Okay, this is hot off the machine, unpressed, threads dangling, and I haven't hemmed or slipstitched the facings yet. But — here it is! I made that pattern, and I'm quite pleased with it!
My thrifty Scots nature won't let me make a "real" muslin — one where I just grab any old piece of fabric that's to hand, and try something out. Oh, no, I have to make something that if it works out okay, I would actually wear, but if it turns into a giant mass of frustration and bollixed seams, I won't cry bitter tears over because I wasted good fabric. So I spend so much time (probably more than it would take me to just make real muslins) finding fabric that I like, but that I don't looooooove. Remnant tables are good for this. So is letting fabric that you loooooved several years ago marinate in a big pile of other fabric, until you can't remember what you were so excited about. It's like seeing an old crush after too much time has passed. Yes, he was an okay guy, but was he really worth those hours of crushing? (Sadly, no.)

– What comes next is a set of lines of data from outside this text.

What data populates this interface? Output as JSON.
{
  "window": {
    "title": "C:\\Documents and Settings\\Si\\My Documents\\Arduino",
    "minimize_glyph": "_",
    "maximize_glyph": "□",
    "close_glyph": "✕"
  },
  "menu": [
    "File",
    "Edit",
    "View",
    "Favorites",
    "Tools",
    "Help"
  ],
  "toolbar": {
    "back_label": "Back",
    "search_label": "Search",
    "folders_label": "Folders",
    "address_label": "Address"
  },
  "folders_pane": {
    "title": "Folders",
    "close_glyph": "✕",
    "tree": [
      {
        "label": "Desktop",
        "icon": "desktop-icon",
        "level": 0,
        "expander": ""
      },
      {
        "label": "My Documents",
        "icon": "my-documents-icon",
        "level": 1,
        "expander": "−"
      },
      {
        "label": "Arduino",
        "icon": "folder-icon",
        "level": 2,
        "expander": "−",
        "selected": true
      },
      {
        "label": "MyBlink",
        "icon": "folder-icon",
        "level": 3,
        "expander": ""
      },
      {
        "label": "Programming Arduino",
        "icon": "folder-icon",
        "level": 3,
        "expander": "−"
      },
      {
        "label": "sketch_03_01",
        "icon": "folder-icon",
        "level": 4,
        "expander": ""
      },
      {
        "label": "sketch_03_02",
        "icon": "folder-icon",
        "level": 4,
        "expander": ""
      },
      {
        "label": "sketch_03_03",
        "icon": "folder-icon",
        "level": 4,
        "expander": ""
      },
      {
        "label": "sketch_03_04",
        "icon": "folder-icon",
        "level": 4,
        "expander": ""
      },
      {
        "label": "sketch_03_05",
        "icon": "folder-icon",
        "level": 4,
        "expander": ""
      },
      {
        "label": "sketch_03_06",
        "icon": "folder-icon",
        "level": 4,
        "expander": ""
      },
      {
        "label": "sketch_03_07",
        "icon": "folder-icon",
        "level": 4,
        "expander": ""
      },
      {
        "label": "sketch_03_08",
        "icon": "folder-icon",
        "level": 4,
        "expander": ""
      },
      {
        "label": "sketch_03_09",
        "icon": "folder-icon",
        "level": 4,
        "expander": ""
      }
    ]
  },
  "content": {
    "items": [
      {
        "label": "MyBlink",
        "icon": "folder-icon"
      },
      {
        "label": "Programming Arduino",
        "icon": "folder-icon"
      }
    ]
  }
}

This check/plaid is from a big estate sale I went to last summer, and the Hawaiian-themed toile is from the remnant table at Vogue Fabrics. It was supposed to be a skirt, but then I couldn't think of anything clever to do with it, skirt-wise. I don't know why these Duro-clones I keep making are all in black and white — maybe it's like those red plastic thingumbobs they sell to quilters, that block out the fabric colors so you can see if the tones go well together.
Here it is up close:
Of course, the next time I make this (which might be tonight, I'm pretty excited about this pattern) I don't think I'll double the sleeve facings, the way they are here. If I did it in silk, I would, but cotton is heavy enough on its own, or could be finished with just a wide bias strip. I may actually cut these short and turn them under to finish them. That way I'll have the weight without the bulk. And the vee is pretty deep — I might easestitch both the facing and the vee, instead of just the facing, to tighten it up a bit and keep it from gapping. Otherwise, it went together well, with a minimum of swearing and ripping. The sleeves, though — next time I will sew them together flat, and then join the underarm seam, because sewing tubes without a free arm is not fun (that was most of the swearing, and all of the ripping).
And as long as I'm posting versions of that McCalls pattern, Gigi (from The Sewing Divas sent me her lovely take on the short-sleeved, all-one-fabric version (and yes, the rule is that if you make this dress you have to take pictures of it in your back yard):
Okay, now, when are you going to make one? And what shoes should I wear with this? I was thinking my flat black ankle-strap sandals, but it might call for a pair of heels to make the skirt look right. I'm starting to think wedge espadrilles aren't a totally sucky idea …